“The well is where your “juice” is. Nobody knows what it is made of, least of all yourself. What you know is if you have it, or you have to wait for it to come back.”—Ernest Hemingway

“The problem is that being creative has glamour. People in the business end of film always say, “I want to be a producer, but a creative producer.” Or a woman I went to school with who said, “Oh, yes, I married this guy. He’s a plumber but he’s very creative.”—Woody Allen

“Directors have always been accused of rewriting unnecessarily—particularly by writers. Actually, most of the time it is deletion because a scene won’t work. You loved it in the original script, okayed it during pre-production, but when you get to the top of the second page of the scene you suddenly discover there is a resolution. It wasn’t evident until you took it in front of the camera. Oops, that’s the scene! There is no point in mucking up what is already good.”—Jerry Lewis

“Every time I go to a movie, it’s magic, no matter what the movie’s about”—Steven Spielberg

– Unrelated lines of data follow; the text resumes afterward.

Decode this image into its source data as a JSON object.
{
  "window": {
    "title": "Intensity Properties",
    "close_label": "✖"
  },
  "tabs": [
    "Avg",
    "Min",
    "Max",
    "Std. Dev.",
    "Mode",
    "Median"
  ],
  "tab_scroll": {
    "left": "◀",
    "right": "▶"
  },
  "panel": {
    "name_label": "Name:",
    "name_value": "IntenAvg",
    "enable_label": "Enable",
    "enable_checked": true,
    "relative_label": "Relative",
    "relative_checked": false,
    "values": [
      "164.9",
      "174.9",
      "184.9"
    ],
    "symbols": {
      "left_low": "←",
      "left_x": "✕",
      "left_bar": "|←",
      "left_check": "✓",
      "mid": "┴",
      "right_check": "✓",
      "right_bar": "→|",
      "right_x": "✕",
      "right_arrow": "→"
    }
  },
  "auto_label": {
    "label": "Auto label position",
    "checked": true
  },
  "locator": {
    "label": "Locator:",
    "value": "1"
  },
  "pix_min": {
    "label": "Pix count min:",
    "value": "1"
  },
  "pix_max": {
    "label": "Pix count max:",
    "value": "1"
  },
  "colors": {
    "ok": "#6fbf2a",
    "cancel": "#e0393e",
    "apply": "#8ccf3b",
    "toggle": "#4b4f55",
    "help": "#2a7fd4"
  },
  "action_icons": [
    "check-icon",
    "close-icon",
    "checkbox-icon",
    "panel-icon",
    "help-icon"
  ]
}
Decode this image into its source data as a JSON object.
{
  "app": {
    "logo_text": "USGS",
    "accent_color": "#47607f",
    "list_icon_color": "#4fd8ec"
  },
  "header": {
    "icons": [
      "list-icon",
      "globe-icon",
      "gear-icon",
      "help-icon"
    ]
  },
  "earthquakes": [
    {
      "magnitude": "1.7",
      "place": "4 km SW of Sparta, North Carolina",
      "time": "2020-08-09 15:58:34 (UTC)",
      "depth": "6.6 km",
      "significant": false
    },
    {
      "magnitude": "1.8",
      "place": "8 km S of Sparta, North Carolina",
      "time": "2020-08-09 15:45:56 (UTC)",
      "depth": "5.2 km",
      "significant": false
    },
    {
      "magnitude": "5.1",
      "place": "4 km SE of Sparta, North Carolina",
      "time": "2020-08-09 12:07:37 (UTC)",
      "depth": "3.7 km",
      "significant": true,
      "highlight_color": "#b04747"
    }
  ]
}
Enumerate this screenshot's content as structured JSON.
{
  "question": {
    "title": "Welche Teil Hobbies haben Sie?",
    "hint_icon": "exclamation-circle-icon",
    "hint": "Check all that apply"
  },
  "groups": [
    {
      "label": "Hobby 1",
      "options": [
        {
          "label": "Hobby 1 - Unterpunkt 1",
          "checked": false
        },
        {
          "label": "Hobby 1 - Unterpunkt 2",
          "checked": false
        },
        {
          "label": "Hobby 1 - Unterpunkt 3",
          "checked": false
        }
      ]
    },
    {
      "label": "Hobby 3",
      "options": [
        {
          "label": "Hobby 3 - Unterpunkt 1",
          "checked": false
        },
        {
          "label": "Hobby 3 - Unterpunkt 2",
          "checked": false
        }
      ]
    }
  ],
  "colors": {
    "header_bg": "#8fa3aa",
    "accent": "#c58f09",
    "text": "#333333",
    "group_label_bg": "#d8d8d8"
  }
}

If you need some help navigating your pursuit of a screenwriting career, consider my book “A Screenwriter’s Journey to Success” that can help you avoid the many pitfalls writers face when they slog it out in Hollywood’s trenches. Click on the book image for the link to Amazon.